I wasn’t a Prosper investor during the “auction” years so I won’t comment on that directly……………….. & though I agree it’s a bit off topic, I think that something that should not go unmentioned here is that return numbers of 9.5% & 8.2% are quite outstanding in todays environment.

Part of the reason why these types of numbers don’t get the praise that they deserve is that a number of commentators here & on other blogs have boxed themselves into a corner with their naive/unrealistic & very public comments/expectations of mid or even high teen long term returns. These comments serve no purpose except to suggest to the average investor that they are somehow under performing in comparison. Rather than having discovered the keys to the chocolate factory, these temporary high performers should have known better & been more responsible in helping set realistic expectations………………..something that I’ve been encouraging them to do for years now.

Then maybe they can join the rest of us in recognizing the impressive above average returns that we’ve been seeing here the last few years.

Jun. 16, 2012 11:18 am

Nostalgia aside, I do miss the utility of being able to offer preferential rates (to particular borrowers) for affinity related reasons.

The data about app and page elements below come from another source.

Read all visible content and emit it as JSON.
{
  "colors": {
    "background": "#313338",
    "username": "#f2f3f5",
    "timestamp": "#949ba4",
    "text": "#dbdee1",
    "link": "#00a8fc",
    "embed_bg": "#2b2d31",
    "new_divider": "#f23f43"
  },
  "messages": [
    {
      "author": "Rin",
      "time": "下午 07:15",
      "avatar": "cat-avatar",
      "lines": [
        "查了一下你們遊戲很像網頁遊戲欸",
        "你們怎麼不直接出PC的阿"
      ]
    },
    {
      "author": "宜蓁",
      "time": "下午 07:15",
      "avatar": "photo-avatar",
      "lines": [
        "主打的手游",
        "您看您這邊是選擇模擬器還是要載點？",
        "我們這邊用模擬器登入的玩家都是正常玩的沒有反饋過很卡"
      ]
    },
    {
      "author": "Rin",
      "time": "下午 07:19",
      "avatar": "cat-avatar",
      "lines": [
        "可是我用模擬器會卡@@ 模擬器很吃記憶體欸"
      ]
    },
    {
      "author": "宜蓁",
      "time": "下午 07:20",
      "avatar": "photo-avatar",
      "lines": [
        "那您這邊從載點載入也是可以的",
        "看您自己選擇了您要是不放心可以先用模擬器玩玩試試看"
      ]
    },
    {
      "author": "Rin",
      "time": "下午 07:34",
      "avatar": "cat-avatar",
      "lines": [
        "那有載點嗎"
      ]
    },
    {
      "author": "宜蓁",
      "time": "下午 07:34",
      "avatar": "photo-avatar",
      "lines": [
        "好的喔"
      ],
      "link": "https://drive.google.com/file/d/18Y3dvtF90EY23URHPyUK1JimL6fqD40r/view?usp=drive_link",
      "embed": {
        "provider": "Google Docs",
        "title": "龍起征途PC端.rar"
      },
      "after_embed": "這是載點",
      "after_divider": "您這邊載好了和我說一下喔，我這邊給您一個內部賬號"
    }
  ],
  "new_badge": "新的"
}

In the same vein, it was very easy to formalize a loan to friends and/or family (also at preferential rates) using Prosper’s earlier dynamics.

While I hope for a return to those days, in some form, and while I’m aware that there are alternative ways to accomplish the same goals (though without the ease), I think a move toward a fixed pricing model was good for the long-term growth and scale of the market.

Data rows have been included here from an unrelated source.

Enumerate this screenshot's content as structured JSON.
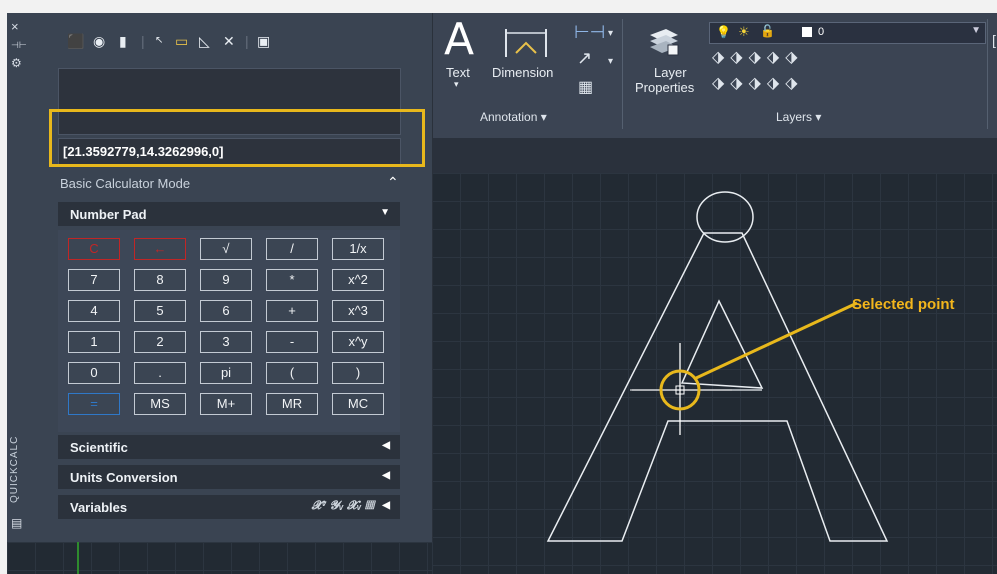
{
  "side": {
    "close_icon": "×",
    "title": "QUICKCALC"
  },
  "palette": {
    "input_value": "[21.3592779,14.3262996,0]",
    "mode_label": "Basic Calculator Mode",
    "mode_caret": "⌃",
    "number_pad_label": "Number Pad",
    "keys": [
      [
        "C",
        "←",
        "√",
        "/",
        "1/x"
      ],
      [
        "7",
        "8",
        "9",
        "*",
        "x^2"
      ],
      [
        "4",
        "5",
        "6",
        "+",
        "x^3"
      ],
      [
        "1",
        "2",
        "3",
        "-",
        "x^y"
      ],
      [
        "0",
        ".",
        "pi",
        "(",
        ")"
      ],
      [
        "=",
        "MS",
        "M+",
        "MR",
        "MC"
      ]
    ],
    "sections": [
      "Scientific",
      "Units Conversion",
      "Variables"
    ],
    "variables_icons": "𝓧ᵛ 𝓨ᵥ 𝓧ᵥ ▦"
  },
  "ribbon": {
    "text_tool": "Text",
    "text_icon": "A",
    "dimension_tool": "Dimension",
    "layer_properties_line1": "Layer",
    "layer_properties_line2": "Properties",
    "annotation_group": "Annotation ▾",
    "layers_group": "Layers ▾",
    "layer_value": "0"
  },
  "annotation": {
    "callout": "Selected point",
    "highlight_color": "#e8b81c",
    "callout_color": "#f2b51c"
  }
}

The more personal aspects were, unfortunately, what had to go in order to be efficient…

Jun. 18, 2012 2:53 pm

I did not like the change from the auction to fixed price model when the change was first made. I have definitely changed my mind over time and like the fixed price model much better now. Investing money quickly is much easier now.

Jun. 26, 2012 6:00 pm

I believe Prosper is failing its investors with all the changes it has made. I have been both an investor/borrower on Prosper but started to notice some trends that cause me some alarm. First, the number of A+ borrowers vs D borrowers is high which will bring down the ROI. Second, Prosper is still banned in some states and I don’t believe they have done enough to help change laws in other states which could open a huge market. Lastly, a number of complaints from former borrowers about not being approved even though they met the credit criteria.
Just a thought.

Dan B
Dan B
Jun. 26, 2012 6:32 pm

JR…….The fact that Prosper (or Lending Club, for that matter) isn’t available to investors in certain states has little to do with Prosper or p2p itself. Rather it is due to the individual laws that exist in each of the states which specify where a company needs to be financially speaking. in order for them to be allowed to issue notes directly to residents of those states. These laws predate Prosper or p2p & apply to a large number of companies across all industries. The GAO report from last April cites specific examples of this.
As for the ratio of A to D notes………..though what you say may in fact be theoretically accurate, I don’t see how they would actually apply to you or anyone else unless they were buying every single note offered (which no one does) or they buy randomly. There are better approaches. Peter & other contributors here have presented numerous strategies that improve ROI substantially & frankly, without that much extra effort.